The number of lines containing "TempDBNO" is the only answer wanted; work it out from the entries below.
DATA EXCERPTS START
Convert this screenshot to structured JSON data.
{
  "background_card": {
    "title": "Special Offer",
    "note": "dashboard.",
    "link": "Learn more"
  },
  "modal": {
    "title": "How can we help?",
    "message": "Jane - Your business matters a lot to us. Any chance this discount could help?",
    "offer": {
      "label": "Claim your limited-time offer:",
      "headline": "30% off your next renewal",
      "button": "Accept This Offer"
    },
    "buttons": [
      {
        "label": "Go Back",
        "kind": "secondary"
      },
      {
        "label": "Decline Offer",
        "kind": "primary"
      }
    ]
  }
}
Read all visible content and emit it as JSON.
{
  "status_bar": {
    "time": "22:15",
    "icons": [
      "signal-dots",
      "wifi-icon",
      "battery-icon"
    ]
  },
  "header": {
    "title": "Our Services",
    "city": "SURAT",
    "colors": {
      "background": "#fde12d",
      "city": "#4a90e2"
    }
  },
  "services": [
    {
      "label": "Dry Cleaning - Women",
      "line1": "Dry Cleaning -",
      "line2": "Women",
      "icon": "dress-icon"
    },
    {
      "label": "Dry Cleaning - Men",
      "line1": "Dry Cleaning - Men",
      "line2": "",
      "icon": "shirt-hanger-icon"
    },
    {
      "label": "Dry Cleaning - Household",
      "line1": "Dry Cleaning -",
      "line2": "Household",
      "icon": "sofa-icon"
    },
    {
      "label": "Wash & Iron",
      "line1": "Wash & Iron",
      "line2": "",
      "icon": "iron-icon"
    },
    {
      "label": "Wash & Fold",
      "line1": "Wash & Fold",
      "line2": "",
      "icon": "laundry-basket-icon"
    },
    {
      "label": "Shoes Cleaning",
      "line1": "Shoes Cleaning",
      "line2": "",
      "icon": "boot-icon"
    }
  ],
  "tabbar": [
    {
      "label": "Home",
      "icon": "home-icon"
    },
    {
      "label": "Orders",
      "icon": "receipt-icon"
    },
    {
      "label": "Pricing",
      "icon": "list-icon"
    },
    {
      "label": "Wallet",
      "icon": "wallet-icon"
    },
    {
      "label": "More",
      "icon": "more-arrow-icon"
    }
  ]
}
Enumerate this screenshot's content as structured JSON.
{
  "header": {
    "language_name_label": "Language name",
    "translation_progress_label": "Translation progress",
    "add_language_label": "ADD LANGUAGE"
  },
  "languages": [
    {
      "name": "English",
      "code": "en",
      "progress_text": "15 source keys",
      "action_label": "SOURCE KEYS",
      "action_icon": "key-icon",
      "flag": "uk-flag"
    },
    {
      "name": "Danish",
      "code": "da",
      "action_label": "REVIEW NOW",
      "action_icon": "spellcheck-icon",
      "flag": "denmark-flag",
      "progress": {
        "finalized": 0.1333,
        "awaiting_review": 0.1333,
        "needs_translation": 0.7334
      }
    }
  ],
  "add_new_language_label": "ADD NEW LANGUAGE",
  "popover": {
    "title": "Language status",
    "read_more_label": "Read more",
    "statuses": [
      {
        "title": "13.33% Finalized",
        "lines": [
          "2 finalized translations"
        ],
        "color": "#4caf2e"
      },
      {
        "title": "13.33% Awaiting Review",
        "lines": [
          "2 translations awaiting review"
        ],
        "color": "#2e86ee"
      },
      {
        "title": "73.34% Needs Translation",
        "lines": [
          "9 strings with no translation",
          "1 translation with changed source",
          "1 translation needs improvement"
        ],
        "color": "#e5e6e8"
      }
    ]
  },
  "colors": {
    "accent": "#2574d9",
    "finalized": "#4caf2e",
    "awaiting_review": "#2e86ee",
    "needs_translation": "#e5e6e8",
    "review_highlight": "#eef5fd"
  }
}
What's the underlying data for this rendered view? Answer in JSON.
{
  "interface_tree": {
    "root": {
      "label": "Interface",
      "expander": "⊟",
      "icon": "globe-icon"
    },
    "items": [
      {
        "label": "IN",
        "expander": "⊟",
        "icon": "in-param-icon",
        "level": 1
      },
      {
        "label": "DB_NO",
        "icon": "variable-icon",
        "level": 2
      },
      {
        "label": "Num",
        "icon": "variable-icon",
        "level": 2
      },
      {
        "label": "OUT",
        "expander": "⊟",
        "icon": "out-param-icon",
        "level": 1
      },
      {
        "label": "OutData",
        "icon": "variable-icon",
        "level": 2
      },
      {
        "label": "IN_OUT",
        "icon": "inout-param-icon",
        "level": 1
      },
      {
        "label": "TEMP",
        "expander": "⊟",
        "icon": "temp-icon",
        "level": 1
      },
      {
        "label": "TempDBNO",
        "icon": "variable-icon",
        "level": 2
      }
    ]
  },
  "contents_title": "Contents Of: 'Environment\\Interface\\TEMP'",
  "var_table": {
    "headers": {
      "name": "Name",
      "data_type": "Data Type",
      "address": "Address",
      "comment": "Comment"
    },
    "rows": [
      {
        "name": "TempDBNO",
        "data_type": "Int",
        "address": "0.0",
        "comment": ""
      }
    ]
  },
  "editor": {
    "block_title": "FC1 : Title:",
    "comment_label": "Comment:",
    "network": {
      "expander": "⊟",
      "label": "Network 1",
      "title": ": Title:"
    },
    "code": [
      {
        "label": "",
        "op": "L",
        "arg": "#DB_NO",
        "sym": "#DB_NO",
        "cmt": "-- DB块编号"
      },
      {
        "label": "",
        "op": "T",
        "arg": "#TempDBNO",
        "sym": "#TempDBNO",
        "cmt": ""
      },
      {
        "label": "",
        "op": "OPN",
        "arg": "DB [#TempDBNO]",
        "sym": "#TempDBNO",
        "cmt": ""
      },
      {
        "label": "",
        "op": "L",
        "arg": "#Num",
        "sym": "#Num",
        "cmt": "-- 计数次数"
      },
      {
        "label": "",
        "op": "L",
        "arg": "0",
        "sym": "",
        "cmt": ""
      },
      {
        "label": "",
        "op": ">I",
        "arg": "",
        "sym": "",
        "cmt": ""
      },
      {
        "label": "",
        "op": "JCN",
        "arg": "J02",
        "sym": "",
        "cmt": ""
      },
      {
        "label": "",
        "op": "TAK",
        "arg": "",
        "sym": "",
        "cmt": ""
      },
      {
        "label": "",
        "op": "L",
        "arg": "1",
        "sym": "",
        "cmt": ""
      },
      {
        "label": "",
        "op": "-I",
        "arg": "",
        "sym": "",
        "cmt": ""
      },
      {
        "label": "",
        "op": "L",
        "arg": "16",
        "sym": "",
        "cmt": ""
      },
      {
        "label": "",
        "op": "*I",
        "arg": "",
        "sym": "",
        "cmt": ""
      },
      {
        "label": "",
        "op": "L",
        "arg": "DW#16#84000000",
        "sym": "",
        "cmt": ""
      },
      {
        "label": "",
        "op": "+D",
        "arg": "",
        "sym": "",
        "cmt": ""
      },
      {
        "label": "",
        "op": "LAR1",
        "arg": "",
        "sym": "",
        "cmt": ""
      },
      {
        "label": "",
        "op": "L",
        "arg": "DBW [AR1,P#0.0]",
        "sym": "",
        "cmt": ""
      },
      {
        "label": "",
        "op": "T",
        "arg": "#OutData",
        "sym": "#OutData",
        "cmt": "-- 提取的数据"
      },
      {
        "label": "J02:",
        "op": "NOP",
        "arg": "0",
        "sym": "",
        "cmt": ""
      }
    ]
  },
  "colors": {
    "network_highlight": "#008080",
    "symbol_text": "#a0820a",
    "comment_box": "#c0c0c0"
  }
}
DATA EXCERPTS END
*SOLUTION TO THIS EXERCISE*
6